Collected data entries

○ ○ ○

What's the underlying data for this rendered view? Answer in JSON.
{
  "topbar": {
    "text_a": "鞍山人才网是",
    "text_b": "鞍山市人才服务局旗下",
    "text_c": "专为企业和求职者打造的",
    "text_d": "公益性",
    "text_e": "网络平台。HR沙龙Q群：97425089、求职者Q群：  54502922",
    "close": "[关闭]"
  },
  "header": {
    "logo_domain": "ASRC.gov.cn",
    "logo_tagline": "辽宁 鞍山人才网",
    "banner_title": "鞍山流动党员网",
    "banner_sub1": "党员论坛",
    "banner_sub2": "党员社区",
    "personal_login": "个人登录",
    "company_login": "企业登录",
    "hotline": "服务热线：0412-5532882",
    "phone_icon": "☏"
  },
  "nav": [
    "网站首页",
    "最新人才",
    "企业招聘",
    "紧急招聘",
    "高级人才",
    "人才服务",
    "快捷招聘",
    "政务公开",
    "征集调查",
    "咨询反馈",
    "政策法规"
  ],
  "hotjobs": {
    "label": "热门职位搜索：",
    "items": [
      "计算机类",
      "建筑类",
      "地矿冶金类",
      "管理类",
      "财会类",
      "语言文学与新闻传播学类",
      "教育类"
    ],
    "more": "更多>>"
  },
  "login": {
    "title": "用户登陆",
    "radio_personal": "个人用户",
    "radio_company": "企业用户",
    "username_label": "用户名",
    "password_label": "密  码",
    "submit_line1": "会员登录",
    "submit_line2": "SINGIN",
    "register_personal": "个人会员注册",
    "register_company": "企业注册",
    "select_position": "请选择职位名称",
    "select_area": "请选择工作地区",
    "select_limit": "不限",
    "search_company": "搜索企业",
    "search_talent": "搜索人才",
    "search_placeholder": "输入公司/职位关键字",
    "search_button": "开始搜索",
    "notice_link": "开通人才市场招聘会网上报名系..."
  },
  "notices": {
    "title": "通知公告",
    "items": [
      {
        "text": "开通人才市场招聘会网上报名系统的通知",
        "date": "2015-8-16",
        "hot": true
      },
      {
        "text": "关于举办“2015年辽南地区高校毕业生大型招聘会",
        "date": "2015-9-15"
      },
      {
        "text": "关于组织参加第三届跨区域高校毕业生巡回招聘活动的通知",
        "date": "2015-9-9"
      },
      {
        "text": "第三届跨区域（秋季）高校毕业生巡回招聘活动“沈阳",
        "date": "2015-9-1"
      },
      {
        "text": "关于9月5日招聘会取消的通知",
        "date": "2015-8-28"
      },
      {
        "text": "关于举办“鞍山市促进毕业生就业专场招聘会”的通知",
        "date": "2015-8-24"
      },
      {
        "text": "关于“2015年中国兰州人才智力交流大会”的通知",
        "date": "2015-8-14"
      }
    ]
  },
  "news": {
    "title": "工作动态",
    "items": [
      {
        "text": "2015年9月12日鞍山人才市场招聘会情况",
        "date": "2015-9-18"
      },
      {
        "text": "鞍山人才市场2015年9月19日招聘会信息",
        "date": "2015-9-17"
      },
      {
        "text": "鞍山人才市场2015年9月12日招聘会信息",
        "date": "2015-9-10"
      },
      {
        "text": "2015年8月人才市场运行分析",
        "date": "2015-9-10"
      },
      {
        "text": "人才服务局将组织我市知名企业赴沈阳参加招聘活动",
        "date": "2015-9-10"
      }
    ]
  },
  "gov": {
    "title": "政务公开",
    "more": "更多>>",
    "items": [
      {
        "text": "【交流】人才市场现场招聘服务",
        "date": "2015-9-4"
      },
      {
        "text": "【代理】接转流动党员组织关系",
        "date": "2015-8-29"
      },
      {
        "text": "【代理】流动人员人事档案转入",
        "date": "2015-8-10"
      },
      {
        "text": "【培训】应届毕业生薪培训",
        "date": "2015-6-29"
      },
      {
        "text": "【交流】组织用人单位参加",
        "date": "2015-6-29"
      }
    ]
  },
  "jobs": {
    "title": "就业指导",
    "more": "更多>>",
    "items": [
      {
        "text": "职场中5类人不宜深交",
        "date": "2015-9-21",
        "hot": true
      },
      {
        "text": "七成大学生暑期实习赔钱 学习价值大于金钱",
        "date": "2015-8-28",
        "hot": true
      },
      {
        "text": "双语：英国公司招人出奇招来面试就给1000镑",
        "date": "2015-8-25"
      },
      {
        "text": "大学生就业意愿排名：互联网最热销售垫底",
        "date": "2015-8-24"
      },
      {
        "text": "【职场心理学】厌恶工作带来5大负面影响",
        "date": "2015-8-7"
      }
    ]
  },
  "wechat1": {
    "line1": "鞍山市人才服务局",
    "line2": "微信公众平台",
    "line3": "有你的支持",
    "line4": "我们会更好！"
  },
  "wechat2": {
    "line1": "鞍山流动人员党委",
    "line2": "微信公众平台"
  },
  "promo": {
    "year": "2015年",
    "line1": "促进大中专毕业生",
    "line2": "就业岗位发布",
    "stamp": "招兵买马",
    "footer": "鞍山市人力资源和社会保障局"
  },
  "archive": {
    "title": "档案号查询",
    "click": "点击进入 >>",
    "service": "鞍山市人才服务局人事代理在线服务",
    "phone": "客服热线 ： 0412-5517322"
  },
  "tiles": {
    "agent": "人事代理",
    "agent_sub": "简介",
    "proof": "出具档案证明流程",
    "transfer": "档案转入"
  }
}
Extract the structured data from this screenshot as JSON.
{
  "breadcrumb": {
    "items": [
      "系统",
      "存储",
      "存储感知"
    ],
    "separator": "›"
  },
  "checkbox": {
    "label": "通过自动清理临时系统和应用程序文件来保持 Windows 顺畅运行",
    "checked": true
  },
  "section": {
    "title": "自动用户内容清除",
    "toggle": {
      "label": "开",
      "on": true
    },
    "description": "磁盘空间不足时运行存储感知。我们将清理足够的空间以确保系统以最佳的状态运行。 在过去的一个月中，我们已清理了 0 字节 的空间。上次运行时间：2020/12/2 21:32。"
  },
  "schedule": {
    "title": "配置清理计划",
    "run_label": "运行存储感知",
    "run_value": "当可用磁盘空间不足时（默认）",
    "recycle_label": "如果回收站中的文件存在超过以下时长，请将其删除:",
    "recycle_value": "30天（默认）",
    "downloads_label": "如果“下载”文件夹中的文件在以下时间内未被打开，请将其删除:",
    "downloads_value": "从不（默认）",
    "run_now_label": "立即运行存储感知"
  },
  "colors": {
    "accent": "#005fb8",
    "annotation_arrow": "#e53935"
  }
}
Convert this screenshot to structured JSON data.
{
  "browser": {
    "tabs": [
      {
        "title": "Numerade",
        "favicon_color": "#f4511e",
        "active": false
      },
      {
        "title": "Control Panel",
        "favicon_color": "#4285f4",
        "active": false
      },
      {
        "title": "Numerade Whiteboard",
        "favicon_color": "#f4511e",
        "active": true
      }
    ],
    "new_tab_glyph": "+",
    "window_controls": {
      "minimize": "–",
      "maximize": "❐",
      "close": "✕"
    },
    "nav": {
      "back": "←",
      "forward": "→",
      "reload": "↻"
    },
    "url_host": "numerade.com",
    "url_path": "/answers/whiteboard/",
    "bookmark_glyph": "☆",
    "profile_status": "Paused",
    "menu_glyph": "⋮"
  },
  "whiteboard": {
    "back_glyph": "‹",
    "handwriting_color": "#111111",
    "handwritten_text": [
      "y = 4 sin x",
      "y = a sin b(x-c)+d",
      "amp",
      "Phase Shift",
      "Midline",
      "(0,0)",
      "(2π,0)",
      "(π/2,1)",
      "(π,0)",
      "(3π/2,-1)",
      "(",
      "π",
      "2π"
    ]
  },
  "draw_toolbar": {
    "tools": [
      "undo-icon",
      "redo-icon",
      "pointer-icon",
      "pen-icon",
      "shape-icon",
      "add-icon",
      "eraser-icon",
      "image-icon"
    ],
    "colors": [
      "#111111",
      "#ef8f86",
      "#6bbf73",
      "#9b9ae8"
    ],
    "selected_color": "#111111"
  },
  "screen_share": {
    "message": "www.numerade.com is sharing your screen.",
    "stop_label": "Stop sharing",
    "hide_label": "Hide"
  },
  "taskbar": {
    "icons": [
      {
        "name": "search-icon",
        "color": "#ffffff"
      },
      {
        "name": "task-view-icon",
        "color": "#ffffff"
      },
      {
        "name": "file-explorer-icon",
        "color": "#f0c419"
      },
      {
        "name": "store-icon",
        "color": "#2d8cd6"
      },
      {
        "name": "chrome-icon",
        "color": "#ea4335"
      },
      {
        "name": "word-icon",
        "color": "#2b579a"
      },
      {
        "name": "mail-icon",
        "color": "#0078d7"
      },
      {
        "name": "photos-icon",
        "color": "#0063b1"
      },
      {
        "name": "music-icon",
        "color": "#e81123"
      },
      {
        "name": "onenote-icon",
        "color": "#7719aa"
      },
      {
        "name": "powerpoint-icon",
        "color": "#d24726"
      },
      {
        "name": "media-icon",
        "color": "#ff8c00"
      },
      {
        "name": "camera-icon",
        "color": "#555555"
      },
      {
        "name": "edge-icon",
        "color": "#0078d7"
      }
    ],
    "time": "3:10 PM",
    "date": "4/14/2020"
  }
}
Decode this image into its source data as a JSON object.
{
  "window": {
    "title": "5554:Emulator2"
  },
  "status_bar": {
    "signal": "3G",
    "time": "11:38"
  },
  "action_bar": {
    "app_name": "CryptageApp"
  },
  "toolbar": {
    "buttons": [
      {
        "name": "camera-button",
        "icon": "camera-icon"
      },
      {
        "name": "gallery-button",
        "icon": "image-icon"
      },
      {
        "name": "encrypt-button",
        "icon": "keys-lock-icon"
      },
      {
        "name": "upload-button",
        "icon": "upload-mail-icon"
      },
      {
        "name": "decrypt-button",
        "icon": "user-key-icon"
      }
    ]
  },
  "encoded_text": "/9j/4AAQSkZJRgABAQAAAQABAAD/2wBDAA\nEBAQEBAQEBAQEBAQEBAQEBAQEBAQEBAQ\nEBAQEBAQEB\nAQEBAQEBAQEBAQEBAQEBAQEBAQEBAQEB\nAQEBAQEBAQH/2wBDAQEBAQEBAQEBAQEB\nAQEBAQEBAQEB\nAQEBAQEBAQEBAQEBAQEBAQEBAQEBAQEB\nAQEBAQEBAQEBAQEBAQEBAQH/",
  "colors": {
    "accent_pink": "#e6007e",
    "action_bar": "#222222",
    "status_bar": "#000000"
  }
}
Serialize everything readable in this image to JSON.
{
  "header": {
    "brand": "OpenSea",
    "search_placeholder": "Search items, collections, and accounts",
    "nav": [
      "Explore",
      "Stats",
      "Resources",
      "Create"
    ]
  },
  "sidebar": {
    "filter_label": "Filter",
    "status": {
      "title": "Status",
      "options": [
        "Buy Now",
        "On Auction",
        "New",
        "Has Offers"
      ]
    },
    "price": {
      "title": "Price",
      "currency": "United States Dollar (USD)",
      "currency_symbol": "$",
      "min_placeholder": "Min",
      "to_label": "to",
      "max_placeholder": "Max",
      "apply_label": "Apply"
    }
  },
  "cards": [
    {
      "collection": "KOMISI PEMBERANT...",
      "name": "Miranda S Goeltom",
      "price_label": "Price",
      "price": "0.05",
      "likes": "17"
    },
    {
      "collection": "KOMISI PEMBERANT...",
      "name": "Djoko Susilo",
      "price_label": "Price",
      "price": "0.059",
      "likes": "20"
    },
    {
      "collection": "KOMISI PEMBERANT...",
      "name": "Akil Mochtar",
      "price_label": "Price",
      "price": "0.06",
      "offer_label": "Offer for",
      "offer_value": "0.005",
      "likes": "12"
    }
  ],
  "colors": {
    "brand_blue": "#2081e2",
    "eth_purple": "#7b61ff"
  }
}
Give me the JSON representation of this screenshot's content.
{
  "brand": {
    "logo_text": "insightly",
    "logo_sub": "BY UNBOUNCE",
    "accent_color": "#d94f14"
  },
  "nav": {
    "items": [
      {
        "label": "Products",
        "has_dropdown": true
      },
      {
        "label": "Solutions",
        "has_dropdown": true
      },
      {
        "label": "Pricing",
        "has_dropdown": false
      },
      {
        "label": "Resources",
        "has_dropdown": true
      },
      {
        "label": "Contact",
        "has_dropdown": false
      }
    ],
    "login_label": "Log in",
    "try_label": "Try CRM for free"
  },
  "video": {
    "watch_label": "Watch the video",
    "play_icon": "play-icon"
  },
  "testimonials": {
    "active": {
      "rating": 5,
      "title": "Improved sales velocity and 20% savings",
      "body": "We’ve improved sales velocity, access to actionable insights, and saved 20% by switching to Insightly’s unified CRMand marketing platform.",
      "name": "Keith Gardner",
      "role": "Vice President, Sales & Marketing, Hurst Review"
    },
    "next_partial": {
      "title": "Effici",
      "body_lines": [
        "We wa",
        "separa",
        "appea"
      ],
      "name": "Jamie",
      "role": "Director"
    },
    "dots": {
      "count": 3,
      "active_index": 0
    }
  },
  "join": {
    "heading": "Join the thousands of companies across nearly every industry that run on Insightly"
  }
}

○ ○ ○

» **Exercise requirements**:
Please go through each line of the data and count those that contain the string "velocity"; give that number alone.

» **Solution to this task**:
2